CancerLinQ is developed and operated by CancerLinQ LLC, a non-profit subsidiary of the American Society of Clinical Oncology (ASCO). As an exclusive licensee, Concerto HealthAI works closely with CancerLinQ to broaden the use of RWE for pre- and post-approval studies.
Phones could alleviate loneliness in over-50s
Mobile phones can help alleviate loneliness among the over 50s, according to a report commissioned by Vodafone.
The report sets out how technology can play a vital role in alleviating loneliness in older people by keeping them connected to their family and friends for longer.
It also highlights the fact that a significant number of older people are not confident in using technology, including accessing the internet.
The report, which was backed by health secretary Matt Hancock, also looks for the first time at the financial implications of loneliness in the over 50s.
According to the report, the health and wellbeing impact of loneliness on those aged over 50 amounts to £3.9 billion a year.
Alongside these costs to individuals, there are additional costs to the public services and employers of £1 billion and £800 million respectively.
These costs are felt in every part of the country, with yearly costs of £160 million across both the West Midlands and Greater Manchester Combined Authorities and £420 million across London.
Technology could be used alongside traditional community services to help social interaction, according to the report.
Learning to use the technology could therefore help older people remain independent in their homes and communities and increase their confidence in day-to-day living.
Factors increasing the chances of loneliness include being widowed, disabled or in poor health, living alone, or having caring responsibilities.
The government launched a loneliness strategy for older people in October last year, attempting to bring together efforts from across a range of government departments, community groups and charities.
FDA warns over defibrillator cybersecurity
The FDA and US government cyber experts have warned that hundreds of thousands of implantable defibrillators from manufacturer Medtronic are vulnerable to hacking.
Late last week the regulator warned about the issue in a safety communication, while the US Department of Homeland Security also flagged more details about the cybersecurity issues in the company’s wireless protocols.
It’s not the first time the FDA has issued cybersecurity alerts about Medtronic products – in February last year a recall affected some of the company’s implantable defibrillators, although these were caused by separate manufacturing problems.
The agency’s new communication expands on a number of products previously identified in a note about cybersecurity last autumn.
Further details were outlined in a notice from a team of experts in cybersecurity from the Department of Homeland Security (DHS).
According to the DHS attackers could exploit vulnerabilities in the wireless communication system between the monitors that read data from Medtronic’s devices and relay them to doctors.
But authorities noted that although the skill level required to carry out attacks was quite low, they are unlikely.

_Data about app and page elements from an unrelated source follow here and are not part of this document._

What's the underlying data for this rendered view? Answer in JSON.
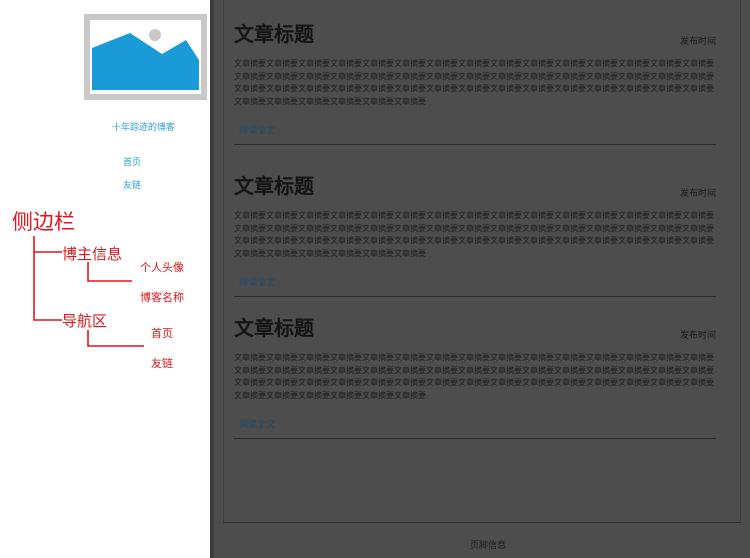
{
  "sidebar": {
    "avatar_icon": "image-placeholder-icon",
    "blog_name": "十年踪迹的博客",
    "nav": [
      {
        "label": "首页"
      },
      {
        "label": "友链"
      }
    ]
  },
  "annotations": {
    "sidebar": "侧边栏",
    "blogger_info": "博主信息",
    "avatar": "个人头像",
    "blog_name": "博客名称",
    "nav_area": "导航区",
    "home": "首页",
    "friend_links": "友链"
  },
  "articles": [
    {
      "title": "文章标题",
      "date": "发布时间",
      "summary": "文章摘要文章摘要文章摘要文章摘要文章摘要文章摘要文章摘要文章摘要文章摘要文章摘要文章摘要文章摘要文章摘要文章摘要文章摘要文章摘要文章摘要文章摘要文章摘要文章摘要文章摘要文章摘要文章摘要文章摘要文章摘要文章摘要文章摘要文章摘要文章摘要文章摘要文章摘要文章摘要文章摘要文章摘要文章摘要文章摘要文章摘要文章摘要文章摘要文章摘要文章摘要文章摘要文章摘要文章摘要文章摘要文章摘要文章摘要文章摘要文章摘要文章摘要文章摘要",
      "read_more": "阅读全文"
    },
    {
      "title": "文章标题",
      "date": "发布时间",
      "summary": "文章摘要文章摘要文章摘要文章摘要文章摘要文章摘要文章摘要文章摘要文章摘要文章摘要文章摘要文章摘要文章摘要文章摘要文章摘要文章摘要文章摘要文章摘要文章摘要文章摘要文章摘要文章摘要文章摘要文章摘要文章摘要文章摘要文章摘要文章摘要文章摘要文章摘要文章摘要文章摘要文章摘要文章摘要文章摘要文章摘要文章摘要文章摘要文章摘要文章摘要文章摘要文章摘要文章摘要文章摘要文章摘要文章摘要文章摘要文章摘要文章摘要文章摘要文章摘要",
      "read_more": "阅读全文"
    },
    {
      "title": "文章标题",
      "date": "发布时间",
      "summary": "文章摘要文章摘要文章摘要文章摘要文章摘要文章摘要文章摘要文章摘要文章摘要文章摘要文章摘要文章摘要文章摘要文章摘要文章摘要文章摘要文章摘要文章摘要文章摘要文章摘要文章摘要文章摘要文章摘要文章摘要文章摘要文章摘要文章摘要文章摘要文章摘要文章摘要文章摘要文章摘要文章摘要文章摘要文章摘要文章摘要文章摘要文章摘要文章摘要文章摘要文章摘要文章摘要文章摘要文章摘要文章摘要文章摘要文章摘要文章摘要文章摘要文章摘要文章摘要",
      "read_more": "阅读全文"
    }
  ],
  "footer": {
    "text": "页脚信息"
  },
  "colors": {
    "link": "#2a9fd8",
    "annotation": "#e0161c",
    "overlay": "#4d4d4d",
    "image_sky": "#1a9ad6"
  }
}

This is because an attacker would have to be physically close to the device, such as within the same room, in order to make a strong enough connection.
While Medtronic develops a fix the FDA said doctors and patients can protect themselves by ensuring they use only remote monitors from Medtronic.